Support the show (https://www.parentsrightsined.com/support-the-cause.html)

Show Notes

New Age Nanny State White Paper
SURVEY OPT-OUT FORM
Parents' Rights In Education Website
DONATE TODAY!

Common Core-Aligned and Other SEL Curricula 

 Because SEL is so prevalent in the Common Core standards, it is similarly infused into Common Core-aligned curricula. Many such curricula emphasize not just the SEL of identifying and controlling one’s own emotions, but the more political SEL of learning how to manipulate others’ emotions to achieve a goal. One example is the first-grade English Language Arts curriculum, Voices, approved for use with the Common Core in Utah:  
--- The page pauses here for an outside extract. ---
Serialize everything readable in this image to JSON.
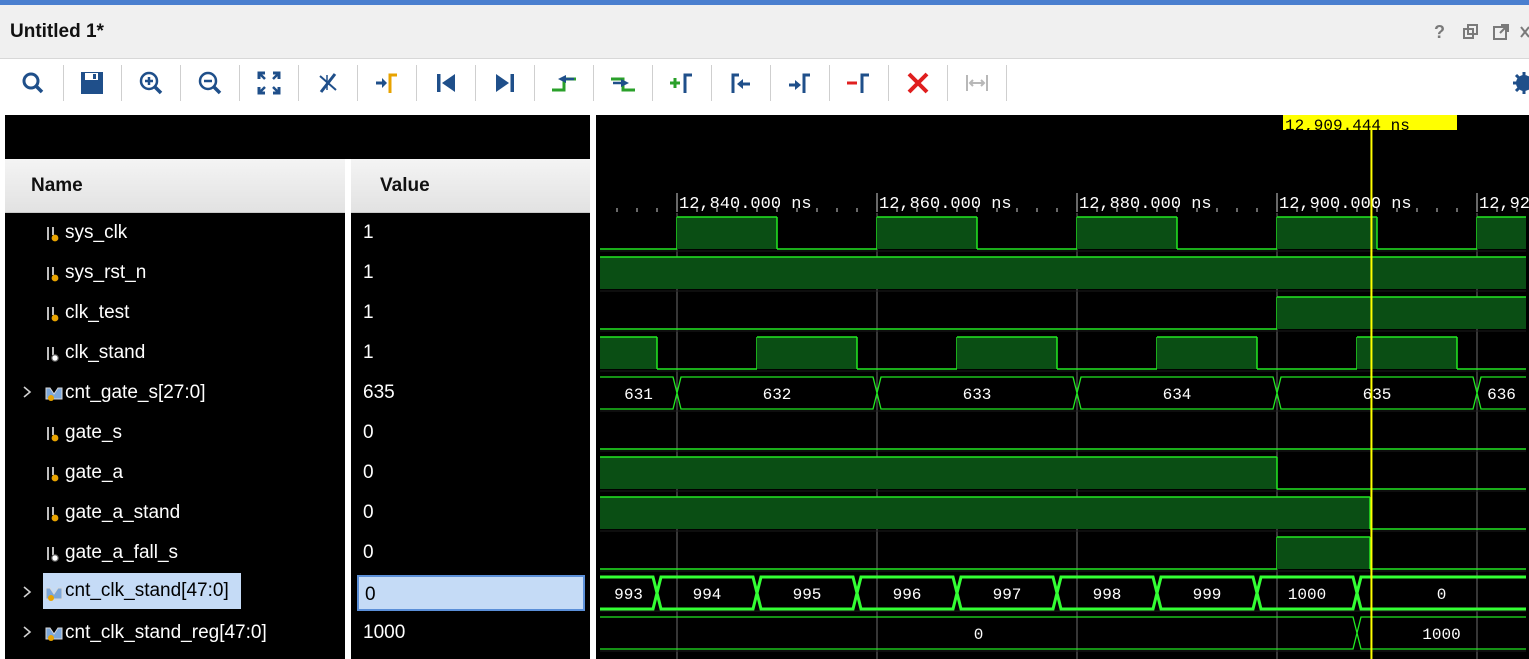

 “In the Voices Democracy theme, students use their voices to advocate solutions to social problems that they care deeply about [assuming that six-year-olds “care deeply” about social issues]. They are involved in learning the following theme related social knowledge and skills: social role models, social advocacy, and respect for each other” (emphasis added). 

 “Tell students when they write a call to action, they should include emotional words to get readers to feel so strongly about a problem that they want to do what is being asked of them” (emphasis added).

This curriculum goes far beyond helping first-graders get along with their peers and delves into political manipulation. It’s never too early, apparently, to use SEL to create little community organizers.

 An Education Week article discussed how SEL is being infused into academic subjects to motivate students toward political action. Given that this article was published in 2017, presumably these lessons are aligned to the Common Core standards for use in most public-school classrooms. SEL proponents enthuse that “[a] reading or math lesson can teach students to see their personal challenges as part  of  a wider struggle, where people work together to bring about change, what these teachers call social justice.” 

 A noteworthy example is an online math course used in high school: 

 It’s that sense of control that math teacher Kelly Boles wants to impart to her students in her statistics class at Betsy Layne High School  in  rural, eastern Kentucky. Boles also co-leads a Teach For America-sponsored online course on the  edX platform called “Teaching  Social  Justice Through Secondary Mathematics.” She teaches students to respond rationally to data that provokes strong emotions, without immediately responding with arguments. She does so by having them focus on the wider implications of data. It’s making math relevant, but the ultimate goal is to get kids to start asking certain questions of the data that ultimately could lead to civic action. 

Support the show (https://www.parentsrightsined.com/support-the-cause.html)